Fifth, the AWIA directs FERC, when determining the term of a new license for an existing project, to give equal weight to project-related investments by the licensee under the existing license, including rehabilitation or replacement of major equipment, and investments proposed under the new license. This is a modification to FERC’s license term policy issued in 2017, which exempts all “maintenance measures” from consideration toward a new license term. The AWIA allows a licensee to seek a determination from FERC, within 60 days, on whether any planned, ongoing, or completed investment would be considered by FERC in determining a new license term.
The hydropower provisions included in the AWIA bill are a meaningful first step in modernizing the hydropower licensing process. They are intended to generate renewed interest in new hydropower by allowing licensees more time and certainty to secure required approvals and financing for new projects, which was a challenging feat under current deadlines. While the majority of the provisions in the AWIA are intended to promote new hydropower development, Congress also sought to promote major modernization and rehabilitation projects at existing hydropower projects by ensuring that the investments in such projects are rewarded in the term of a new license.

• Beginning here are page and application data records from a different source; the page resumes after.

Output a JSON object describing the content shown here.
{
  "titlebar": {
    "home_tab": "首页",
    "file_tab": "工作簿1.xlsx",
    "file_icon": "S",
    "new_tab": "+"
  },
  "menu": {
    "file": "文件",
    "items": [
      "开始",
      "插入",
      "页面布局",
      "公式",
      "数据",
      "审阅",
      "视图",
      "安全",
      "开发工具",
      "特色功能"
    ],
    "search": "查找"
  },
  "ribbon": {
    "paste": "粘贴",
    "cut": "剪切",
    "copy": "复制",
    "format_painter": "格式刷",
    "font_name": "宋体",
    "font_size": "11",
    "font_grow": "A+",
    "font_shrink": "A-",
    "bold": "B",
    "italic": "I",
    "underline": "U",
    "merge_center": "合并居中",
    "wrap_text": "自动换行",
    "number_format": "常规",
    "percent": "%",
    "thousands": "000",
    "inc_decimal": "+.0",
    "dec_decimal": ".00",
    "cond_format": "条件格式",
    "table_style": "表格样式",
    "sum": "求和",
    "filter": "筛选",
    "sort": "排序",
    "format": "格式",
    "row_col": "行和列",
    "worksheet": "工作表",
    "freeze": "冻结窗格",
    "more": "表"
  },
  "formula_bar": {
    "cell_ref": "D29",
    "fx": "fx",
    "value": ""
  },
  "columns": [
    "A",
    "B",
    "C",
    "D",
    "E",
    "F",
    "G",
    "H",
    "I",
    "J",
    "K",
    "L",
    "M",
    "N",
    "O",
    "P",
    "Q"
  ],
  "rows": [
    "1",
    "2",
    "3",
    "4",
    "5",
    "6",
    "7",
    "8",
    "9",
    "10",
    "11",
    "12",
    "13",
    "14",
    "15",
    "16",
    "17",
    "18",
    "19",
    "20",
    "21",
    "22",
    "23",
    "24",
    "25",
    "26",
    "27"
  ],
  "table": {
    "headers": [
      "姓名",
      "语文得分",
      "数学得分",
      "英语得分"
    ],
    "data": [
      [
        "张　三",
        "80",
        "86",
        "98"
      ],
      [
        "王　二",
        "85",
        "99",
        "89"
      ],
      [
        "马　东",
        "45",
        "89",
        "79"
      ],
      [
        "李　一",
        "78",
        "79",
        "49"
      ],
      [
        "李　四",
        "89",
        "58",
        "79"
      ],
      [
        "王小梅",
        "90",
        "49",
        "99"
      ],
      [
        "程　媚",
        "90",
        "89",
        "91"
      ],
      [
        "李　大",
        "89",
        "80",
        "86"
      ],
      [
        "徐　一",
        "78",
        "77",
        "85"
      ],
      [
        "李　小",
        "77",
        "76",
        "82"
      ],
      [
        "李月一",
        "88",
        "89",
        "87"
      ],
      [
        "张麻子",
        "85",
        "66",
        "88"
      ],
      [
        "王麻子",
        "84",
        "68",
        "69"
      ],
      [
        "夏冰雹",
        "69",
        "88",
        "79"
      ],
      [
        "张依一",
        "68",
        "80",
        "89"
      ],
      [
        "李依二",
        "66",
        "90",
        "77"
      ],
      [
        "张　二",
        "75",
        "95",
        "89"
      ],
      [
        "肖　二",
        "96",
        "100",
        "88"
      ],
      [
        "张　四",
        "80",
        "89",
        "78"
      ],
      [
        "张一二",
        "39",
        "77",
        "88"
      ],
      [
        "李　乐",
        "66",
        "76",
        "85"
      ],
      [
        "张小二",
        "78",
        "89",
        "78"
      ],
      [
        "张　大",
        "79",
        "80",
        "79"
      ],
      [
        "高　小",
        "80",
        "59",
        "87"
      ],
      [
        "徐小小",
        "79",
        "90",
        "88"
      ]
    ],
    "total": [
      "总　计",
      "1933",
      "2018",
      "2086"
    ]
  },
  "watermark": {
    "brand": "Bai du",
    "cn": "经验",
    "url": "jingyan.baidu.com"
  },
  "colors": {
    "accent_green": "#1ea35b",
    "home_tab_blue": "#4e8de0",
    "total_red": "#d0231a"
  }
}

The AWIA does not include a number of other hydropower relicensing reforms that were included in the bipartisan Senate energy bill in 2016. These include provisions: (1) designating FERC as lead agency for coordinating federal authorizations from all agencies needed to develop a project; (2) authorizing FERC to refer agency disputes to the Council on Environmental Quality; (3) requiring resource agencies to give equal consideration to developmental and non-developmental values when imposing mandatory conditions or prescriptions; and (4) expanding the definition of renewable energy for federal programs to include all forms of hydropower. Unless these reforms are passed in the lame duck session, they must be reconsidered in the new 116th Congress beginning in 2019.